What Is a Slot?


A slot is a thin opening or groove in something. For example, a slot in a door is used to let people in and out. The term can also refer to a specific part of a machine, such as a reel or a pay line. Many types of slots exist, and each one offers a different experience for players. They can be themed and come with a variety of mini-games, bonuses and jackpots. They can be incredibly popular, especially at online casinos.

There are a few essential rules to adhere to when playing slots in order to maximize your chances of winning. The first is to make sure you understand how the game works and what your payouts and bets are before you start playing. This way, you can be sure that you are spending your money wisely. It is also helpful to set a budget in advance and stick to it. This will help you avoid losing more than you can afford to lose.

Another important rule is to never expect a particular outcome from a spin of the slot. All of the combinations that can be made by a slot machine are determined by random number generators, which are controlled by a computer. This means that each spin has a different outcome, even if you played the same machine with the same bet amount every time. It is also important to note that “due” payouts do not exist, so you should not waste your time or money chasing a winning combination that you believe is owed to you.

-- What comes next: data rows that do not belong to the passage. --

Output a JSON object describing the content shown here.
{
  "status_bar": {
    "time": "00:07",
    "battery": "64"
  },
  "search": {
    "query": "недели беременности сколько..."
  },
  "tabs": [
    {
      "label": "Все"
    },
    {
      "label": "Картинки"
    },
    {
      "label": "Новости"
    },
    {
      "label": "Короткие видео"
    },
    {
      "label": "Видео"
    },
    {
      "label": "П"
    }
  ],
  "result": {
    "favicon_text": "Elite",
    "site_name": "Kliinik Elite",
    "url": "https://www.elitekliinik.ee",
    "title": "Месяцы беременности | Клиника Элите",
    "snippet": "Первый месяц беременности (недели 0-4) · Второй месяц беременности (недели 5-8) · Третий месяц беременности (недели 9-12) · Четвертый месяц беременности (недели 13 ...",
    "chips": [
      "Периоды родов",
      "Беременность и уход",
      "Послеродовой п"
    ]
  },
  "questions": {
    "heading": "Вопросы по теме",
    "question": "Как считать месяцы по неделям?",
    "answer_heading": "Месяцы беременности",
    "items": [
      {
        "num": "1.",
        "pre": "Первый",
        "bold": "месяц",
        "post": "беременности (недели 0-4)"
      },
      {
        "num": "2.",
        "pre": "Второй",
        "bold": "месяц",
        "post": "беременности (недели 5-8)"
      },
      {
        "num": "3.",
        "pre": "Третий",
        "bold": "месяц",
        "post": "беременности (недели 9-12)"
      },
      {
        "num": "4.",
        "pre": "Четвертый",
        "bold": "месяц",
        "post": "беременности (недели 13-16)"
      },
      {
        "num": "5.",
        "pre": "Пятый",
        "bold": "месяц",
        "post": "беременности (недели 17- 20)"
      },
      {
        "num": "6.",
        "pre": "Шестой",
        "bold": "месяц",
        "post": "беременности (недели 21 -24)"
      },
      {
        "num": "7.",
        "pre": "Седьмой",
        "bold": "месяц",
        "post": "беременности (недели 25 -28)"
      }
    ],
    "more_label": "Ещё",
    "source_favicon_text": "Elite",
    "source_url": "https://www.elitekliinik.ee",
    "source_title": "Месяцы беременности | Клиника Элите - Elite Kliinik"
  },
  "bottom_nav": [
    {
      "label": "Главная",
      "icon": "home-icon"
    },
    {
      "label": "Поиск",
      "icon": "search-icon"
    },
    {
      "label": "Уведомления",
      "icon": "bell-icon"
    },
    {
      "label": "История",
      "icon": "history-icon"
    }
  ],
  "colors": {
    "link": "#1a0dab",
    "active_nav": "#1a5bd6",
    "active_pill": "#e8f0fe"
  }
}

Most online casinos will display a table that shows the current payouts for each slot. This can be a very helpful tool, as it allows you to choose the slots that offer the best payouts and odds. Moreover, you can also check the maximum bet and minimum bet amounts for each slot. The table can also include information about how to win the jackpot, the number of paylines and more.

Conventional slot machines typically have three or more physical reels with printed graphics. They spin when the handle is pulled, and which images appear on a pay line determines whether a player wins or loses. The more symbols that match up along the pay line, the higher the payout. With digital technology, slot games can have as many as 250 virtual symbols per reel and millions of possible combinations.

The random number generator in a slot machine is programmed to pick a unique sequence of numbers for each spin. When the machine receives a signal, which can be anything from a button being pressed to a handle being pulled, it sets a number and then spins the reels. The number that corresponds to a matching symbol is then selected, and the player receives a reward. In addition, the random number generator also assigns a probability to each of the symbols on the reels, meaning that each symbol has an equal chance of appearing.